to music and buy things that are not produced locally ornationally if we know they are there for us to watch, listen to andbuy.
What difference does it make?
In a globalised world there will be a single society and cultureoccupying the planet … it will be a society without borders andspatial boundaries. We can define globalisation as a social processin which the constraints of geography on social and culturalarrangements recede and in which people become increasinglyaware that they are receding.

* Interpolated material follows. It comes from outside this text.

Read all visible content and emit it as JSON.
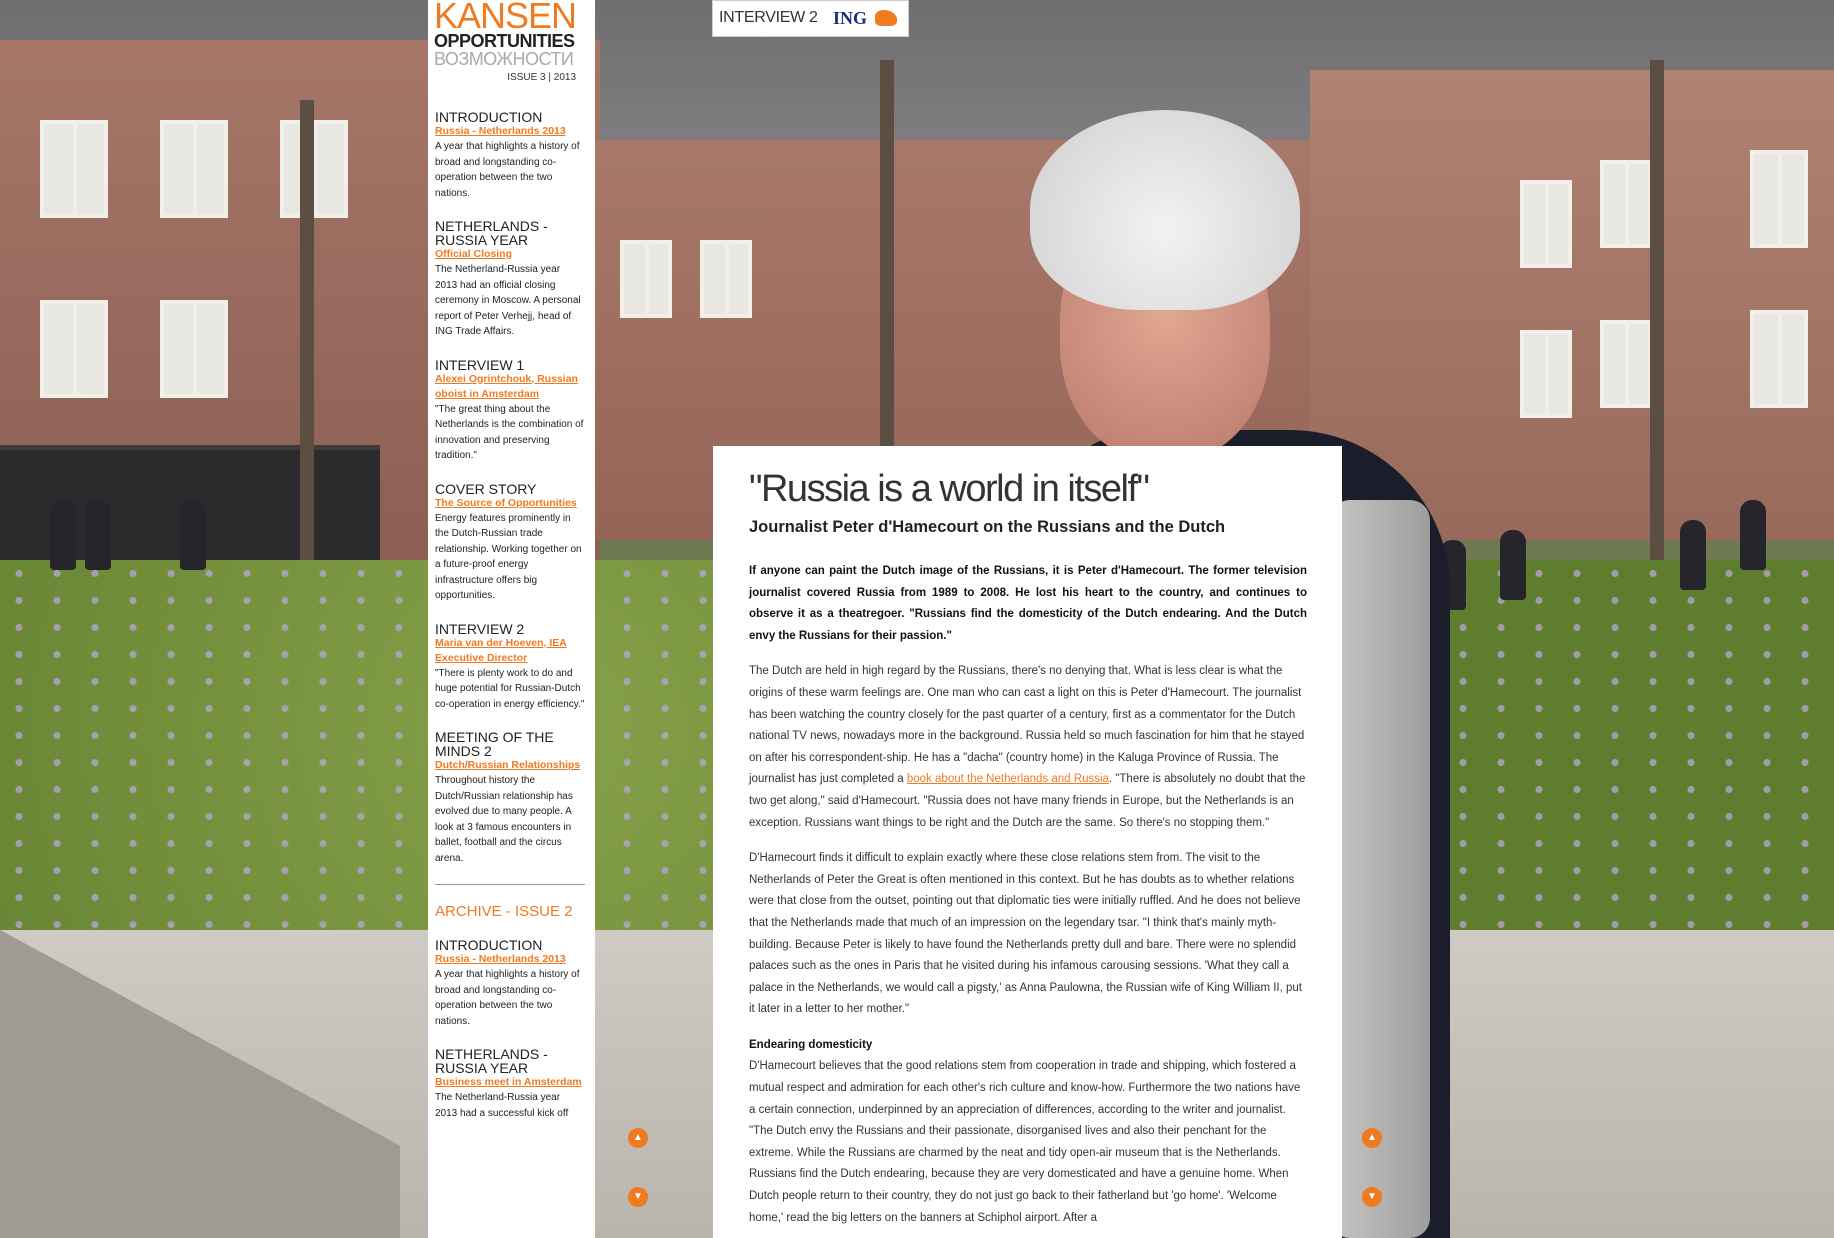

Waters (1995: 3) describes globalisation here in geographicalterms. Put simply, as we become more ‘globalised’, we care lessabout local or national culture, and identify more with attractive,persuasive ideas and ways of living, regardless of where they comefrom. But not everybody agrees with this. Moores (2005: 66) arguesthat our idea of the speciﬁc place, the local, is not ‘marginalised’(made less important) by globalisation, but is instead made‘instantaneously pluralized’ – in other words, we just visit(virtually) a lot more local spaces rather than one big virtual globalspace. Another example Moores uses is the person walking downthe high street talking on a mobile phone to somebody in anothercountry, which we might think of as being in two places at once.So we end up living in lots of spaces – local and global, at the sametime.
Globalisation divides as much as it unites; it divides as it unites –the causes of division being identical with those which promote theuniformity of the globe. What appears as globalisation for somemeans localisation for others; signalling a new freedom to some,upon many others it descends as an uninvited and cruel fate.
Here, Bauman (1998: 2) is reﬂecting on the ‘winners and losers’,stressing that not everybody is included in the global village, in which – in reality – the rich and powerful share ideas, exchangetrade, buy and sell, and dominate markets of various kinds. Forthose ‘left behind’, local culture becomes impoverished anddesperate. We must always remember, for example, that less than20 per cent of the human race has broadband internet access. In aplace like the Gambia, culture is very local, and very poor.
How can we study it?
Although the new electronic networks have partially replaced therelatively stable and enduring traditional communities with whichwe are accustomed, they also facilitate countless highlyspecialised social and cultural connections that otherwise would